Guru cannot stand the sight of the dashing Annu. The latter, when a power outage disrupts a screening of Mughal-e-Azam in Milan Talkies, the prime site of his love affair, uses back-lighting to project himself on to the blank screen and mimics lines delivered by Prithviraj Kapoor and Dilip Kumar to prevent the audience from running amok. (Ali Fazal does a fabulous job in this brief sequence, a crucial extension of which inter-cuts the film's climax on a running train).
Annu is adept at leading a double life. To raise funds for his films, he helps weak students pass college exams by manipulating the system. He is a man who is clearly not averse to resorting to foul means when the need arises. When the criminal Kaptaan Singh (Deep Raj Rana), out on bail, insists on playing a key role in a film, Annu puts him in the uniform of a cop and engineers a raid on the location by the police. Kaptaan is nabbed and sent back in jail.

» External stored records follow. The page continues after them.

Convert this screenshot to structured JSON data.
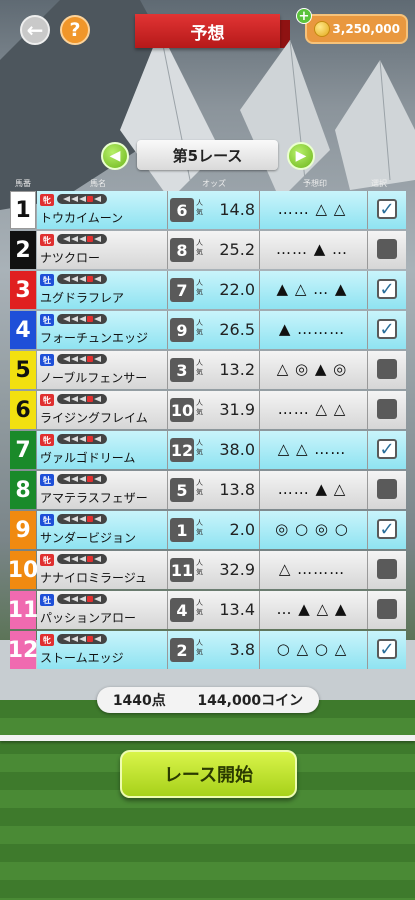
{
  "header": {
    "title": "予想",
    "coins": "3,250,000",
    "back_icon": "←",
    "help_icon": "?",
    "plus_icon": "+"
  },
  "race": {
    "title": "第5レース",
    "prev_icon": "◀",
    "next_icon": "▶"
  },
  "columns": {
    "number": "馬番",
    "name": "馬名",
    "odds": "オッズ",
    "prediction": "予想印",
    "select": "選択"
  },
  "popularity_label": "人気",
  "rows": [
    {
      "num": "1",
      "sex": "牝",
      "name": "トウカイムーン",
      "pop": "6",
      "odds": "14.8",
      "pred": "…… △ △",
      "selected": true,
      "hl": true
    },
    {
      "num": "2",
      "sex": "牝",
      "name": "ナツクロー",
      "pop": "8",
      "odds": "25.2",
      "pred": "…… ▲ …",
      "selected": false,
      "hl": false
    },
    {
      "num": "3",
      "sex": "牡",
      "name": "ユグドラフレア",
      "pop": "7",
      "odds": "22.0",
      "pred": "▲ △ … ▲",
      "selected": true,
      "hl": true
    },
    {
      "num": "4",
      "sex": "牡",
      "name": "フォーチュンエッジ",
      "pop": "9",
      "odds": "26.5",
      "pred": "▲ ………",
      "selected": true,
      "hl": true
    },
    {
      "num": "5",
      "sex": "牡",
      "name": "ノーブルフェンサー",
      "pop": "3",
      "odds": "13.2",
      "pred": "△ ◎ ▲ ◎",
      "selected": false,
      "hl": false
    },
    {
      "num": "6",
      "sex": "牝",
      "name": "ライジングフレイム",
      "pop": "10",
      "odds": "31.9",
      "pred": "…… △ △",
      "selected": false,
      "hl": false
    },
    {
      "num": "7",
      "sex": "牝",
      "name": "ヴァルゴドリーム",
      "pop": "12",
      "odds": "38.0",
      "pred": "△ △ ……",
      "selected": true,
      "hl": true
    },
    {
      "num": "8",
      "sex": "牡",
      "name": "アマテラスフェザー",
      "pop": "5",
      "odds": "13.8",
      "pred": "…… ▲ △",
      "selected": false,
      "hl": false
    },
    {
      "num": "9",
      "sex": "牡",
      "name": "サンダービジョン",
      "pop": "1",
      "odds": "2.0",
      "pred": "◎ ○ ◎ ○",
      "selected": true,
      "hl": true
    },
    {
      "num": "10",
      "sex": "牝",
      "name": "ナナイロミラージュ",
      "pop": "11",
      "odds": "32.9",
      "pred": "△ ………",
      "selected": false,
      "hl": false
    },
    {
      "num": "11",
      "sex": "牡",
      "name": "パッションアロー",
      "pop": "4",
      "odds": "13.4",
      "pred": "… ▲ △ ▲",
      "selected": false,
      "hl": false
    },
    {
      "num": "12",
      "sex": "牝",
      "name": "ストームエッジ",
      "pop": "2",
      "odds": "3.8",
      "pred": "○ △ ○ △",
      "selected": true,
      "hl": true
    }
  ],
  "gate_colors": [
    "#ffffff",
    "#111111",
    "#e02020",
    "#1e4fd8",
    "#f2e010",
    "#f2e010",
    "#1a8a2a",
    "#1a8a2a",
    "#f08a10",
    "#f08a10",
    "#f06ab0",
    "#f06ab0"
  ],
  "gate_text_colors": [
    "#111",
    "#fff",
    "#fff",
    "#fff",
    "#111",
    "#111",
    "#fff",
    "#fff",
    "#fff",
    "#fff",
    "#fff",
    "#fff"
  ],
  "totals": {
    "points": "1440点",
    "coins": "144,000コイン"
  },
  "start_button": "レース開始"
}
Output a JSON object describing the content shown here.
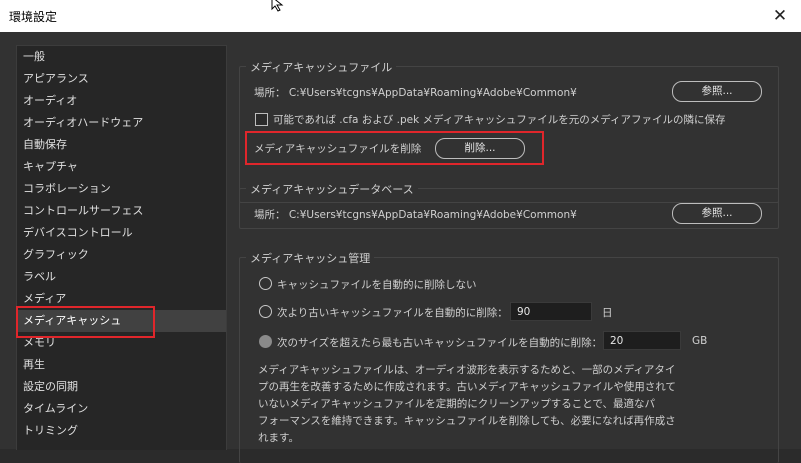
{
  "window": {
    "title": "環境設定",
    "close_symbol": "✕"
  },
  "sidebar": {
    "items": [
      {
        "label": "一般"
      },
      {
        "label": "アピアランス"
      },
      {
        "label": "オーディオ"
      },
      {
        "label": "オーディオハードウェア"
      },
      {
        "label": "自動保存"
      },
      {
        "label": "キャプチャ"
      },
      {
        "label": "コラボレーション"
      },
      {
        "label": "コントロールサーフェス"
      },
      {
        "label": "デバイスコントロール"
      },
      {
        "label": "グラフィック"
      },
      {
        "label": "ラベル"
      },
      {
        "label": "メディア"
      },
      {
        "label": "メディアキャッシュ"
      },
      {
        "label": "メモリ"
      },
      {
        "label": "再生"
      },
      {
        "label": "設定の同期"
      },
      {
        "label": "タイムライン"
      },
      {
        "label": "トリミング"
      }
    ],
    "selected": "メディアキャッシュ"
  },
  "cache_files": {
    "legend": "メディアキャッシュファイル",
    "location": "場所：  C:¥Users¥tcgns¥AppData¥Roaming¥Adobe¥Common¥",
    "browse_label": "参照...",
    "save_next_label": "可能であれば .cfa および .pek メディアキャッシュファイルを元のメディアファイルの隣に保存",
    "save_next_checked": false,
    "delete_text": "メディアキャッシュファイルを削除",
    "delete_button": "削除..."
  },
  "cache_db": {
    "legend": "メディアキャッシュデータベース",
    "location": "場所：  C:¥Users¥tcgns¥AppData¥Roaming¥Adobe¥Common¥",
    "browse_label": "参照..."
  },
  "cache_management": {
    "legend": "メディアキャッシュ管理",
    "option1": "キャッシュファイルを自動的に削除しない",
    "option2": "次より古いキャッシュファイルを自動的に削除：",
    "option2_value": "90",
    "option2_unit": "日",
    "option3": "次のサイズを超えたら最も古いキャッシュファイルを自動的に削除：",
    "option3_value": "20",
    "option3_unit": "GB",
    "selected_option": 3,
    "description": [
      "メディアキャッシュファイルは、オーディオ波形を表示するためと、一部のメディアタイ",
      "プの再生を改善するために作成されます。古いメディアキャッシュファイルや使用されて",
      "いないメディアキャッシュファイルを定期的にクリーンアップすることで、最適なパ",
      "フォーマンスを維持できます。キャッシュファイルを削除しても、必要になれば再作成さ",
      "れます。"
    ]
  },
  "colors": {
    "highlight": "#e0262b",
    "panel_bg": "#323232",
    "sidebar_bg": "#262626"
  }
}
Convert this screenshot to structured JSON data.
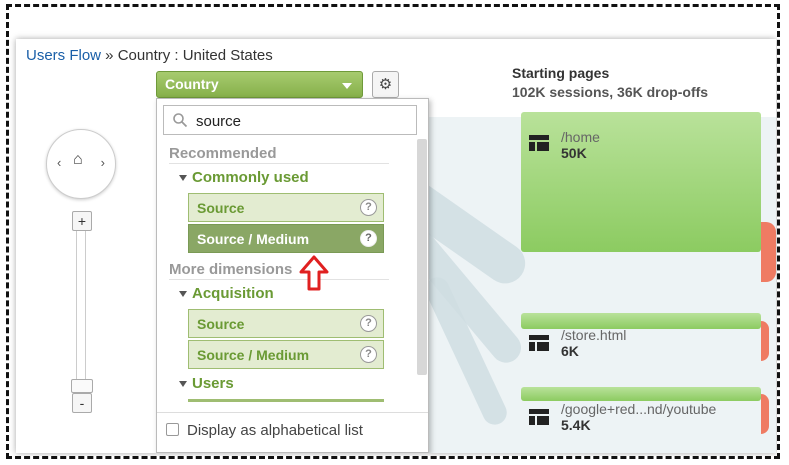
{
  "breadcrumb": {
    "link": "Users Flow",
    "separator": " » ",
    "current": "Country : United States"
  },
  "dimension_button": {
    "label": "Country",
    "caret_icon": "caret-down-icon"
  },
  "settings": {
    "icon": "gear-icon"
  },
  "nav": {
    "left": "‹",
    "home": "⌂",
    "right": "›",
    "zoom_in": "+",
    "zoom_out": "-"
  },
  "dropdown": {
    "search": {
      "value": "source",
      "placeholder": ""
    },
    "recommended_title": "Recommended",
    "commonly_used_title": "Commonly used",
    "commonly_used_items": [
      "Source",
      "Source / Medium"
    ],
    "selected_item": "Source / Medium",
    "more_dimensions_title": "More dimensions",
    "acquisition_title": "Acquisition",
    "acquisition_items": [
      "Source",
      "Source / Medium"
    ],
    "users_title": "Users",
    "help_glyph": "?",
    "footer_label": "Display as alphabetical list",
    "footer_checked": false
  },
  "column": {
    "title": "Starting pages",
    "subtitle": "102K sessions, 36K drop-offs"
  },
  "nodes": [
    {
      "name": "/home",
      "value": "50K"
    },
    {
      "name": "/store.html",
      "value": "6K"
    },
    {
      "name": "/google+red...nd/youtube",
      "value": "5.4K"
    }
  ],
  "colors": {
    "node_green": "#8ccb61",
    "dimension_green": "#86b04a",
    "dropoff": "#ef7b63",
    "highlight_arrow": "#e02020"
  }
}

Annu returns to filming in peace.
Shraddha Srinath (in her first Hindi film) is superb as Maithali, a priest's daughter who faces the threat of being hitched to a boy of her father's choice if she sails through her final college exam. Annu, who has a crush on her, helps her pass although he knows he might lose her in the bargain.

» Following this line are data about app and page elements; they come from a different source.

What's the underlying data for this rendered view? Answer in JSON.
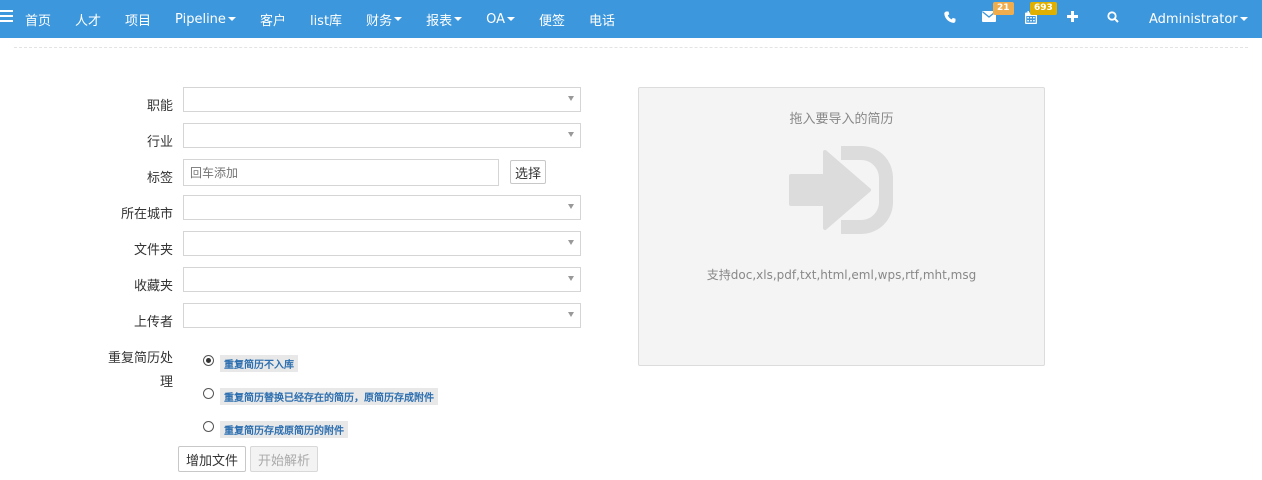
{
  "nav": {
    "items": [
      {
        "label": "首页",
        "dropdown": false
      },
      {
        "label": "人才",
        "dropdown": false
      },
      {
        "label": "项目",
        "dropdown": false
      },
      {
        "label": "Pipeline",
        "dropdown": true
      },
      {
        "label": "客户",
        "dropdown": false
      },
      {
        "label": "list库",
        "dropdown": false
      },
      {
        "label": "财务",
        "dropdown": true
      },
      {
        "label": "报表",
        "dropdown": true
      },
      {
        "label": "OA",
        "dropdown": true
      },
      {
        "label": "便签",
        "dropdown": false
      },
      {
        "label": "电话",
        "dropdown": false
      }
    ],
    "mail_badge": "21",
    "calendar_badge": "693",
    "user": "Administrator",
    "colors": {
      "bar": "#3c97dc",
      "mail_badge": "#f0ad4e",
      "calendar_badge": "#e0b000"
    }
  },
  "form": {
    "labels": {
      "function": "职能",
      "industry": "行业",
      "tags": "标签",
      "city": "所在城市",
      "folder": "文件夹",
      "favorites": "收藏夹",
      "uploader": "上传者",
      "dup_line1": "重复简历处",
      "dup_line2": "理"
    },
    "tag_placeholder": "回车添加",
    "select_button": "选择",
    "duplicate_options": [
      {
        "label": "重复简历不入库",
        "checked": true
      },
      {
        "label": "重复简历替换已经存在的简历，原简历存成附件",
        "checked": false
      },
      {
        "label": "重复简历存成原简历的附件",
        "checked": false
      }
    ],
    "add_file_button": "增加文件",
    "start_parse_button": "开始解析"
  },
  "dropzone": {
    "title": "拖入要导入的简历",
    "supported": "支持doc,xls,pdf,txt,html,eml,wps,rtf,mht,msg",
    "icon": "sign-in-icon"
  }
}
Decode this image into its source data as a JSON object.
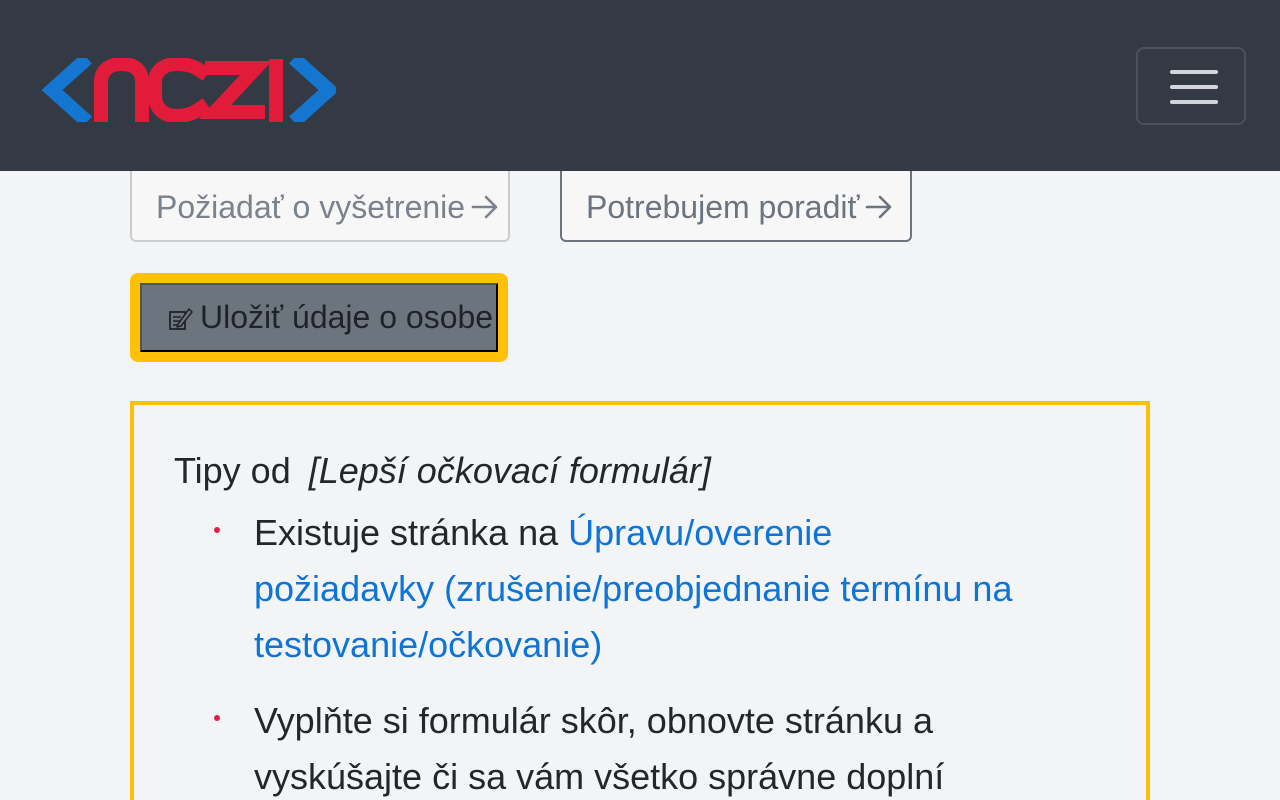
{
  "navbar": {
    "brand": "nczi",
    "menu_icon": "hamburger-icon"
  },
  "actions": {
    "request_exam_label": "Požiadať o vyšetrenie",
    "need_advice_label": "Potrebujem poradiť",
    "arrow_icon": "arrow-right-icon",
    "save_person_label": "Uložiť údaje o osobe",
    "save_icon": "edit-document-icon"
  },
  "tips": {
    "prefix": "Tipy od",
    "source": "[Lepší očkovací formulár]",
    "items": [
      {
        "text": "Existuje stránka na ",
        "link": "Úpravu/overenie požiadavky (zrušenie/preobjednanie termínu na testovanie/očkovanie)"
      },
      {
        "text": "Vyplňte si formulár skôr, obnovte stránku a vyskúšajte či sa vám všetko správne doplní"
      }
    ]
  },
  "colors": {
    "navbar": "#343a43",
    "page_background": "#f3f4f6",
    "highlight": "#ffc107",
    "save_button": "#6c757d",
    "link": "#0d74d8",
    "bullet": "#e11d48",
    "logo_blue": "#1576d1",
    "logo_red": "#e31b3b"
  }
}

The minor characters in Milan Talkies - including the seasoned projectionist Usman (Sanjay Mishra) - are anything but minor in terms of impact. Each one of them lends his or her mite to the film. Apart from Ashutosh Rana, Deep Raj Rana and Sanjay Mishra, who are all in full flow, Reecha Sinha (playing the heroine's trusted friend Babli) makes the most of the few opportunities that the screenplay offers her. One often-underrated actor who makes a particularly strong impression is Rajeev Gupta (in a brilliant extended cameo as Maithali's maternal uncle and trouble shooter).
In one of his early scenes, Gupta's self-effacing character compliments Annu for being good at both "shooting" and "cheating". Annu's reply sums up the influence that Hindi cinema wields on the masses: "Dono mein naqal karni padti hain, ek mein filmi, aur ek mein ilmi."
But there isn't much in Milan Talkies that could be dismissed as fakery. It is a thoroughly enjoyable film that, despite its 140-minute runtime, manages to skirt around major bumps on the way. There are some no doubt, but the film never veers off its chosen course. If you let it grow on you, you will end up liking it.